I don't get it:
1. MOTHER! - Misogynist trash that seemingly gets a pass by critics for style.
2. I, TONYA - Meanspirited film that uses domestic violence for its punchlines that seemingly gets a pass by critics for its style.
3. BABY DRIVER - Film that isn't about anything nor does anything excitingly new seemingly gets a pass by critics for its style.
4. A GHOST STORY - A film about WHAT IT MEANS TO LIVE LIFE which means it's about nothing at all and Lowery keeps resisting ever getting specific which leads to empty scenes of people being sad about how hard life is. It literally has a GARDEN STATE moment ("listen to this song") played for intense seriousness. So of course it seemingly gets a pass by critics for its style.

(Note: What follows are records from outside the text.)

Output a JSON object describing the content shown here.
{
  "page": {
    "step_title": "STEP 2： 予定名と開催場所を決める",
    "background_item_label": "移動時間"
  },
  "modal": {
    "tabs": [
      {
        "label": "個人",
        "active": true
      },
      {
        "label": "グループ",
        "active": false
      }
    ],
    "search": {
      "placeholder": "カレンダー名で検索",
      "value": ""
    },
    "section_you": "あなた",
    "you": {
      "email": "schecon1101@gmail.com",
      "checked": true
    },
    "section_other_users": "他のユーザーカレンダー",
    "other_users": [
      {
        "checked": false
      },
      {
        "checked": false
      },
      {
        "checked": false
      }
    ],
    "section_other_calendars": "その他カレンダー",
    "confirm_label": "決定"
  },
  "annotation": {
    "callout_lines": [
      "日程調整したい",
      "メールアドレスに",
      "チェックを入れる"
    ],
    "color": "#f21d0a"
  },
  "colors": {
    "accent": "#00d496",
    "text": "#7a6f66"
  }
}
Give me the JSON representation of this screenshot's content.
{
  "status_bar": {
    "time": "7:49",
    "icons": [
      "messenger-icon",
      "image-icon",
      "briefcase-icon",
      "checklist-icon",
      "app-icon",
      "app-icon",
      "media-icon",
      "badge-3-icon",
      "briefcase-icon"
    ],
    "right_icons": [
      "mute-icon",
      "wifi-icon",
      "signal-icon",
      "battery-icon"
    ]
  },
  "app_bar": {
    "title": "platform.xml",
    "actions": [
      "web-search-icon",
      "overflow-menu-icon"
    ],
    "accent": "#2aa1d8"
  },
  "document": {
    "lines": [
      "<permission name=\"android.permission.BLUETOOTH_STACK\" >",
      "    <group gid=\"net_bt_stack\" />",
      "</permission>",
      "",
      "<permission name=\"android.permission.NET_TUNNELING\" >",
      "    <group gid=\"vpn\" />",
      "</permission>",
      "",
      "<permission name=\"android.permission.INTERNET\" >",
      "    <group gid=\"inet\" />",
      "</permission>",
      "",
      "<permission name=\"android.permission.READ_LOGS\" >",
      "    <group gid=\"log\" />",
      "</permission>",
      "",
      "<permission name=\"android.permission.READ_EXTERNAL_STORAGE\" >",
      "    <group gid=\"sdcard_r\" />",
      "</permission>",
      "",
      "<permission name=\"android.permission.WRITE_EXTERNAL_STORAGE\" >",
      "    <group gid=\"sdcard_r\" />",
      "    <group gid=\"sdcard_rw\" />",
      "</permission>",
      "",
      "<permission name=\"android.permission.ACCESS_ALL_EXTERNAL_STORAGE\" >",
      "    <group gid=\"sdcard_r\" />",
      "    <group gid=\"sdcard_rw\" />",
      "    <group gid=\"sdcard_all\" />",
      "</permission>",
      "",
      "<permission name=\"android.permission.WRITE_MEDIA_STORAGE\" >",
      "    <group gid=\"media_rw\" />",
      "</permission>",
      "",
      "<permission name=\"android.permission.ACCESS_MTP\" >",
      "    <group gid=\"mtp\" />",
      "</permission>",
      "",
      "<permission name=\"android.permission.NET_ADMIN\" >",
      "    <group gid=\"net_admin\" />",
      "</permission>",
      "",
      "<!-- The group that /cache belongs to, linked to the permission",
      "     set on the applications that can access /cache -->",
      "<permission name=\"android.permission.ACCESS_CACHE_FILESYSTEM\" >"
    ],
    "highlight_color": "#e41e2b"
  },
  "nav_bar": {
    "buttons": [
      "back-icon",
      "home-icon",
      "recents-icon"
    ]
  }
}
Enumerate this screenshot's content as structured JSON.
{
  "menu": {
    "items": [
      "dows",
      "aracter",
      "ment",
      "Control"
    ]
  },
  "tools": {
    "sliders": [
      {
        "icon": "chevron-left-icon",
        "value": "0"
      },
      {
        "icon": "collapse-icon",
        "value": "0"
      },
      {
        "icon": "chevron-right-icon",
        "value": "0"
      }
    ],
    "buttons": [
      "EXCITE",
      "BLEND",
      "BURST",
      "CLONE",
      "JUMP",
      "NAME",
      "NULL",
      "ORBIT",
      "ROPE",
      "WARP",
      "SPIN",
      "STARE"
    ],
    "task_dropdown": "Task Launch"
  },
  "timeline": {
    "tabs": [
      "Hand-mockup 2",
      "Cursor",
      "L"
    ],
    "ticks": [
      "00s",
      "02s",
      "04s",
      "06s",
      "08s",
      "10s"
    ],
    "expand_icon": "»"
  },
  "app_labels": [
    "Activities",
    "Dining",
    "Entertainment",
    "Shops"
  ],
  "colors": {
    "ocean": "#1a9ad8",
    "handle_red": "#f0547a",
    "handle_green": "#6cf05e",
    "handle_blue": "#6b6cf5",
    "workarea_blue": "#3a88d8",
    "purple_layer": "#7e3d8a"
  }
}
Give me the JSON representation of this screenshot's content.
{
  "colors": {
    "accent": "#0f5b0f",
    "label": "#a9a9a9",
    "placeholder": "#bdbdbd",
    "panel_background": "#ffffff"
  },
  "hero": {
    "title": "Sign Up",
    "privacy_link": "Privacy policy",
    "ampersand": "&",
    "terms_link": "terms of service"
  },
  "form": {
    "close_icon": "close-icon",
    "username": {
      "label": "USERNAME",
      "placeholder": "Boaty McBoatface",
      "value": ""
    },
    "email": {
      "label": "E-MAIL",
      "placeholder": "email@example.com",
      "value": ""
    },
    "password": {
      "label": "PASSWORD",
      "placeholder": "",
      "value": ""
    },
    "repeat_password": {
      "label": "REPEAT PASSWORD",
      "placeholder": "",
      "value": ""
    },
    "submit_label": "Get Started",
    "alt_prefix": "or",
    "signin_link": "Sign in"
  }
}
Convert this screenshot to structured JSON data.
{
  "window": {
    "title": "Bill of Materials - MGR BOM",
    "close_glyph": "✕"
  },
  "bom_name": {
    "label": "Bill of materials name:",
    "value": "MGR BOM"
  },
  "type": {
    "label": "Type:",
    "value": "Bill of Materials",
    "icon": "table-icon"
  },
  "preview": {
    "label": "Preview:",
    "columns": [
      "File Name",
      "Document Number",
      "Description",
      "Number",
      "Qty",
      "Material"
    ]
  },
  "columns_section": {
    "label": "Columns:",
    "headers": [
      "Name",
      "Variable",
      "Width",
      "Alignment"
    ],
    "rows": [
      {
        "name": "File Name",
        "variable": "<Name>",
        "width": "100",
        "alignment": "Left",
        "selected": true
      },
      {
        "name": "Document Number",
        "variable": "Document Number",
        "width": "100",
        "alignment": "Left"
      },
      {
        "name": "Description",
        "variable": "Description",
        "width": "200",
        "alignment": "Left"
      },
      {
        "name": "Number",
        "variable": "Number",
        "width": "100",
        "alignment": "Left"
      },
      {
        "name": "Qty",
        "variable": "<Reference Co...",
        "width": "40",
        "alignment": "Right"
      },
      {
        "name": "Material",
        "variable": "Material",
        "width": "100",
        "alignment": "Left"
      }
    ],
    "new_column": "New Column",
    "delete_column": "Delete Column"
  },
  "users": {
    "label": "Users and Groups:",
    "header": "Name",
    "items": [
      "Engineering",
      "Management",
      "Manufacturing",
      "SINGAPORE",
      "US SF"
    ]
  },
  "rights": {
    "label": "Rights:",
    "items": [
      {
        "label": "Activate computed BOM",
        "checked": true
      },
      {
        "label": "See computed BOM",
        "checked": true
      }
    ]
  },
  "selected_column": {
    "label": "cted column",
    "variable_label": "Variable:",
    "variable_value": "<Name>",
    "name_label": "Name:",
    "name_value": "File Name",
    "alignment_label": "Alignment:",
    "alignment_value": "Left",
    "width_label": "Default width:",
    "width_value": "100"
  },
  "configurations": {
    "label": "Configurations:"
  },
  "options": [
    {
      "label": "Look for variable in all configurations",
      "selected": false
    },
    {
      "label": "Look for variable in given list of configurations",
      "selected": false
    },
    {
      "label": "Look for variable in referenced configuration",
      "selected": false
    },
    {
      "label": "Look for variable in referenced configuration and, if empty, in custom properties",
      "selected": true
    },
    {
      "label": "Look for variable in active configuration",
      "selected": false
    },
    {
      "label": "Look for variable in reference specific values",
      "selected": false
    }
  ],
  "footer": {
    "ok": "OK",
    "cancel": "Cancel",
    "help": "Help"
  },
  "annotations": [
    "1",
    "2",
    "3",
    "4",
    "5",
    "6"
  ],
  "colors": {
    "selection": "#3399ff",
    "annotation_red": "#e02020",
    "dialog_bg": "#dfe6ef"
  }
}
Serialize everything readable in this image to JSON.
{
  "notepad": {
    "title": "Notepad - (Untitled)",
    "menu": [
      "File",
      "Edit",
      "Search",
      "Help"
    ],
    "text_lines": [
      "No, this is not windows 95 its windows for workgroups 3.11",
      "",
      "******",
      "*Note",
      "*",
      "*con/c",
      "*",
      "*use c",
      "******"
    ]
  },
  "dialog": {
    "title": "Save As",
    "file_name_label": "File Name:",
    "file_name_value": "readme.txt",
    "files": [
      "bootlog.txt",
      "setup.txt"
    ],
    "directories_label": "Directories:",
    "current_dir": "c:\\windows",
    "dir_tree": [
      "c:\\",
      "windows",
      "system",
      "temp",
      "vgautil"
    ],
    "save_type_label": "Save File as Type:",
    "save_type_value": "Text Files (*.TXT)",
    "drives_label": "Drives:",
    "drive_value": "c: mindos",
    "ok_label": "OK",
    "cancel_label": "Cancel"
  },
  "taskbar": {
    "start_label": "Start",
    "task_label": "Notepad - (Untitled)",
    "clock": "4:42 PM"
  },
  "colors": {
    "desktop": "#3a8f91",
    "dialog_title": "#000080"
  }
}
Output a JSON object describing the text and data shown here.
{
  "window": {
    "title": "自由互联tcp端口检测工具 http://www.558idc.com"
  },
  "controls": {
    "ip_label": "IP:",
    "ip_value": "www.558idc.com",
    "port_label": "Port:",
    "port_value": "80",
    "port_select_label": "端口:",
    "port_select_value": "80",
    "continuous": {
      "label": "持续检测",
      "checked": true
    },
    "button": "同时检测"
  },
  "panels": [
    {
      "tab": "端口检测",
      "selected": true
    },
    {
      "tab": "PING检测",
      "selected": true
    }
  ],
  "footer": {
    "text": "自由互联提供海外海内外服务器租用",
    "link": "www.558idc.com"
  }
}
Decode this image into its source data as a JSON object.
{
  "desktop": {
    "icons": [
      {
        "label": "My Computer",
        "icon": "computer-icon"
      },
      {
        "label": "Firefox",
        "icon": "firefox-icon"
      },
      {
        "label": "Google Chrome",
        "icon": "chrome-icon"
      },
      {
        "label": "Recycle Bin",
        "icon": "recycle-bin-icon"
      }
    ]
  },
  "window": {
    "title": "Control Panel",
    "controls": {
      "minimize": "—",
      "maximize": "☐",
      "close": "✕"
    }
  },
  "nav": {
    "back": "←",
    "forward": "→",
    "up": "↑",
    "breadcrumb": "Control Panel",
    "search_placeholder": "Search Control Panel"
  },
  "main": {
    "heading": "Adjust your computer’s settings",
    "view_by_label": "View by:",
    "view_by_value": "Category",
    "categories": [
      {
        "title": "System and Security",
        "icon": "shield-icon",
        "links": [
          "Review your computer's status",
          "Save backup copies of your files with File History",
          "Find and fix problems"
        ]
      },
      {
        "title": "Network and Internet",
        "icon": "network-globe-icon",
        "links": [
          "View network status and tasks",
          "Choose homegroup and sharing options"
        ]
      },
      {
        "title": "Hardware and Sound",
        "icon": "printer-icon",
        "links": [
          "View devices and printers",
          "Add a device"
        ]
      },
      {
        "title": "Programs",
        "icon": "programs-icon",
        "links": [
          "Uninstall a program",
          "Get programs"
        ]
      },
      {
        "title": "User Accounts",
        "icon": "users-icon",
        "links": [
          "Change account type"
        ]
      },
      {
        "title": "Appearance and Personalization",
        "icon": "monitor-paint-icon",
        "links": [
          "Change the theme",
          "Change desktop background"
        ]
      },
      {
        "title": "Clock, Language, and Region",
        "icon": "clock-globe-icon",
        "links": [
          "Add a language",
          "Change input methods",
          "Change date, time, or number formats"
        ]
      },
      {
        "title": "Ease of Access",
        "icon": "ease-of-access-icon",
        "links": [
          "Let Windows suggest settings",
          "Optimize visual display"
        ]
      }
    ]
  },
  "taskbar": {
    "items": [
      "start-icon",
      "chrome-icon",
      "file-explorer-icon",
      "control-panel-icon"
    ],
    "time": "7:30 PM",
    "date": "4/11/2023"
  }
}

5. PHANTOM THREAD - A film that brings no new ideas to the table of a well-worn plot but seemingly gets a pass by critics for its style.
They didn't get it:
1. SONG TO SONG - I don't love this movie, but it gets a lot right about the messiness of romantic relationships that normal romance films avoid since it doesn't fit perfectly into a narrative structure. Strangely, it seems that most critics did not give a pass for its style here.
2. TRAINSPOTTING 2 - I love how it meditates on the way time has changed and not changed their lives between the two films. I definitely had problems but I feel critics just didn't care to find these ideas.
3. LOGAN - It probably shouldn't be on my list because it was well-loved, but I think it does to superhero films what THE DARK KNIGHT did for superhero films; evolve the subgenre by maturing with its audience in a more realistic way. I don't mean with the R-rating, but specifically how agonizingly sad this film is, how it talks about myth making, how it talks about how suicide, how it talks about killing - regardless of whether the victim is good or bad - is still a psychological toll someone takes on them... There's still a lot of casual deaths in MCU/DCEU whether its henchmen or citizen casualties. There's little thought given to killing in those franchises, but here it becomes deeply meaningful. Critics just seemed too worn out by superhero films to think deeply about this one.